(Data records for software interfaces)
────────────────────
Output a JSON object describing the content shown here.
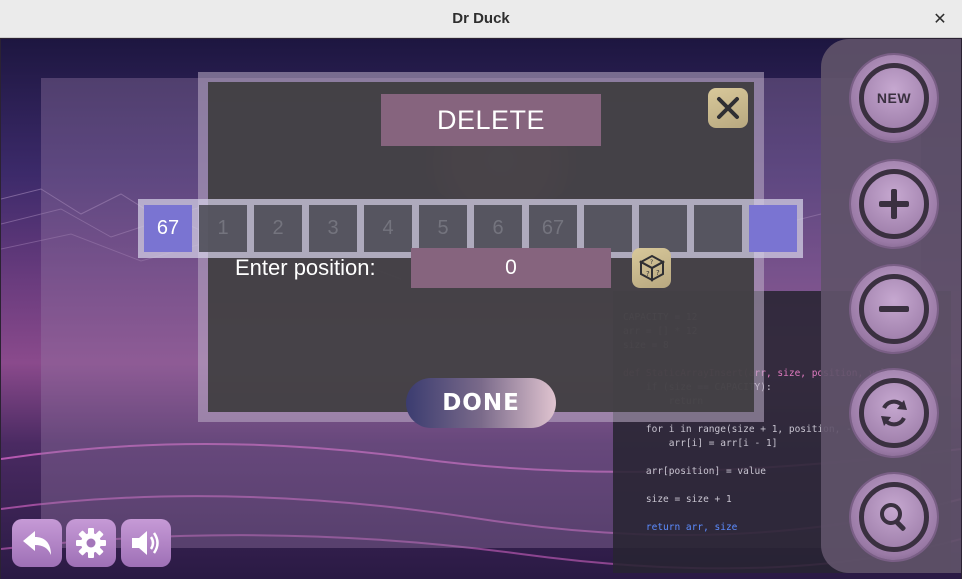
{
  "window": {
    "title": "Dr Duck",
    "close_glyph": "✕"
  },
  "dialog": {
    "title": "DELETE",
    "position_label": "Enter position:",
    "position_value": "0",
    "done_label": "DONE",
    "close_icon": "close-icon",
    "random_icon": "dice-icon"
  },
  "array": {
    "cells": [
      "67",
      "1",
      "2",
      "3",
      "4",
      "5",
      "6",
      "67",
      "",
      "",
      "",
      ""
    ],
    "active_index": 0
  },
  "side_buttons": [
    {
      "name": "new-button",
      "label": "NEW",
      "icon": "sparkle-icon"
    },
    {
      "name": "insert-button",
      "icon": "plus-icon"
    },
    {
      "name": "remove-button",
      "icon": "minus-icon"
    },
    {
      "name": "reset-button",
      "icon": "refresh-icon"
    },
    {
      "name": "search-button",
      "icon": "search-icon"
    }
  ],
  "bottom_buttons": [
    {
      "name": "back-button",
      "icon": "undo-arrow-icon"
    },
    {
      "name": "settings-button",
      "icon": "gear-icon"
    },
    {
      "name": "sound-button",
      "icon": "speaker-icon"
    }
  ],
  "code": {
    "lines": [
      "",
      "CAPACITY = 12",
      "arr = [] * 12",
      "size = 8",
      "",
      "def StaticArrayInsert(arr, size, position, value):",
      "    if (size == CAPACITY):",
      "        return",
      "",
      "    for i in range(size + 1, position, -1):",
      "        arr[i] = arr[i - 1]",
      "",
      "    arr[position] = value",
      "",
      "    size = size + 1",
      "",
      "    return arr, size"
    ]
  },
  "colors": {
    "dialog_title_bg": "#86647e",
    "active_cell": "#7a74d2",
    "accent_gold": "#d8c89a"
  }
}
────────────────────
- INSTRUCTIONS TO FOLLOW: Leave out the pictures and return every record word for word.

- EXERCISE RESPONSE:
Output a JSON object describing the content shown here.
{
  "window": {
    "title": "Dr Duck",
    "close_glyph": "✕"
  },
  "dialog": {
    "title": "DELETE",
    "position_label": "Enter position:",
    "position_value": "0",
    "done_label": "DONE",
    "close_icon": "close-icon",
    "random_icon": "dice-icon"
  },
  "array": {
    "cells": [
      "67",
      "1",
      "2",
      "3",
      "4",
      "5",
      "6",
      "67",
      "",
      "",
      "",
      ""
    ],
    "active_index": 0
  },
  "side_buttons": [
    {
      "name": "new-button",
      "label": "NEW",
      "icon": "sparkle-icon"
    },
    {
      "name": "insert-button",
      "icon": "plus-icon"
    },
    {
      "name": "remove-button",
      "icon": "minus-icon"
    },
    {
      "name": "reset-button",
      "icon": "refresh-icon"
    },
    {
      "name": "search-button",
      "icon": "search-icon"
    }
  ],
  "bottom_buttons": [
    {
      "name": "back-button",
      "icon": "undo-arrow-icon"
    },
    {
      "name": "settings-button",
      "icon": "gear-icon"
    },
    {
      "name": "sound-button",
      "icon": "speaker-icon"
    }
  ],
  "code": {
    "lines": [
      "",
      "CAPACITY = 12",
      "arr = [] * 12",
      "size = 8",
      "",
      "def StaticArrayInsert(arr, size, position, value):",
      "    if (size == CAPACITY):",
      "        return",
      "",
      "    for i in range(size + 1, position, -1):",
      "        arr[i] = arr[i - 1]",
      "",
      "    arr[position] = value",
      "",
      "    size = size + 1",
      "",
      "    return arr, size"
    ]
  },
  "colors": {
    "dialog_title_bg": "#86647e",
    "active_cell": "#7a74d2",
    "accent_gold": "#d8c89a"
  }
}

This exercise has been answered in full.